The annual Inspired Exhibition showcases the art and design skills of young people ranging from three years old to senior school pupils.Read More
at the bottom of the page
The museum’s vibrant past tells the story of Paisley and its people. This story speaks of a bold and radical community, which defied social division and united around a shared curiosity for the natural world, science, art and history. Paisley Museum truly was built for the people by the people and its story is worth preserving.
Long before the museum opened its doors in 1871, a climate of intellectual curiosity and self-improvement had been growing in Paisley. It was the curious spirit of your town which led to the creation of the museum.
By the turn of the 19th century, Paisley was thriving, its booming weaving industry had brought great prosperity, allowing the weavers the economic freedom to invest in their education.
Indeed, the town’s thirst for knowledge is well logged by the countless clubs and societies that sprang up in Paisley during the 19th century. Many of these organisations were dedicated to learning.
Your museum’s story starts in 1808, with the foundation of one such club, the Paisley Philosophical Institution.
Founded on 13 October 1808, the Paisley Philosophical Institution was open to all and promoted education through public lectures on a range of topics. They also collected scientific apparatus, objects, artefacts and books.

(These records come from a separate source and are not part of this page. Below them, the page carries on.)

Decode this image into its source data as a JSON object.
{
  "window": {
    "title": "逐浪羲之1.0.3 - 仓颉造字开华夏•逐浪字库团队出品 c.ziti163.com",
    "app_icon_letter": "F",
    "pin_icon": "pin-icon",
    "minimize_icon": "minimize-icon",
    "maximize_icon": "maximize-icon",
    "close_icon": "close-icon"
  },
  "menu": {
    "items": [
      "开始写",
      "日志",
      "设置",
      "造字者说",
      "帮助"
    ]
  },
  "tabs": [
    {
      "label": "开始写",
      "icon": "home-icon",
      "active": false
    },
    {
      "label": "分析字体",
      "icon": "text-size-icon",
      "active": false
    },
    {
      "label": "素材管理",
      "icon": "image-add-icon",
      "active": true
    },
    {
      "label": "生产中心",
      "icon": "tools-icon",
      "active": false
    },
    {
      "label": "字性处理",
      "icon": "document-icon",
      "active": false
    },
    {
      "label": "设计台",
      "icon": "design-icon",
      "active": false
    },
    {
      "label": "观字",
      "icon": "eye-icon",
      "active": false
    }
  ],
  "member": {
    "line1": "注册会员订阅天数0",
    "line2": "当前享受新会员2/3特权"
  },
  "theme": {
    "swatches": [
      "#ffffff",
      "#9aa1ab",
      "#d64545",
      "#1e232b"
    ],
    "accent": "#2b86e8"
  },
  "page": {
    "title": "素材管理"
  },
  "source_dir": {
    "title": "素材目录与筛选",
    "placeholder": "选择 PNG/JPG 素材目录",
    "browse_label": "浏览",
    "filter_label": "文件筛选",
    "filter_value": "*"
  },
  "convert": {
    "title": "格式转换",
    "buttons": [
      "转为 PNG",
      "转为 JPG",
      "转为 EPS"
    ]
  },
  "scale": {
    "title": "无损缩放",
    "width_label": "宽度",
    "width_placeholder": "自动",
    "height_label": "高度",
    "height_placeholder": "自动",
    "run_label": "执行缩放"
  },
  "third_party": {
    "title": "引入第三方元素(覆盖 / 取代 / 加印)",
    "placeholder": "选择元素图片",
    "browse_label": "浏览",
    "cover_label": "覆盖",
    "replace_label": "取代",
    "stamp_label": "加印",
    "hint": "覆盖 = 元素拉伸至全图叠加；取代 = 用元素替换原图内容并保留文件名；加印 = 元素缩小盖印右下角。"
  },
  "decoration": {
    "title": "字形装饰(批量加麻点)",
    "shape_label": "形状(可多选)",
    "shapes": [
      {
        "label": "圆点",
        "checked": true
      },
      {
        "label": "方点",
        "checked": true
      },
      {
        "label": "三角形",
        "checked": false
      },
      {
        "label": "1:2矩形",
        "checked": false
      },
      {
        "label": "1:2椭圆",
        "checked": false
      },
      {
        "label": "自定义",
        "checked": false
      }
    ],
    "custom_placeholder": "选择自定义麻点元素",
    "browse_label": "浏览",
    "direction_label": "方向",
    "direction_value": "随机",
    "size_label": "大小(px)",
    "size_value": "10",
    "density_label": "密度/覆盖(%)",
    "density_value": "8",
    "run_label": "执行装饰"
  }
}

The Paisley Philosophical Institution decided it was time to find a permanent home for its collection. In 1864, they launched a campaign to raise the funds needed to build a free public library and museum.
Sir Peter Coats, local thread manufacture, agreed to pay for the new museum.
Eminent Glaswegian architect John Honeyman was appointed to design the museum.
The first foundation stone for the museum was laid in April, and building work began.
The museum opened to the public.
The galleries were expanded to include the construction of the Pillar Gallery and Picture Gallery. John Honeyman also drew up plans for the Coats Observatory and Transit House.
The Coats Observatory opened to the public. It was originally run by the Paisley Philosophical Institution and was taken over by what later became Renfrewshire Council in 1963.
Architectural firm Honeyman and Keppie were again commissioned to extend the library to accommodate the museum’s ever-growing literary collection. This time John Keppie was assisted by Charles Rennie Mackintosh.
This extension was funded by Sir James Coats, son of Sir Peter Coats for a cost of £7,027.
The new extension opened to the public.
Additional picture galleries designed by Paisley Architects T.G. Abercrombie were built.
The new picture galleries opened to the public.
Architects Keppie and Henderson designed an extension to the library. This extended the library eastwards and introduced a gallery to the single-story lending library.
A natural history store was built
A new gallery opened in 1974, dedicated to displaying Paisley Museum’s world-leading collection of shawls.
Images of the museum’s past and gradual transformation can be found in the Expanding the Museum article.
Example: The Museum has some of the oldest and most important entomology collection in the world. Gathered over 300 years, these specimens are key to telling the history of collecting, the science of taxonomy and the human desire to understand the natural world. The microscope slide represented at the top of the page is the one of of Soldier Beetles specimens from the Natural History Collection.
The Wolfson Foundation has announced Paisley Museum will receive £200,000 in capital funding towards its transformation into a world-class cultural destination.Read More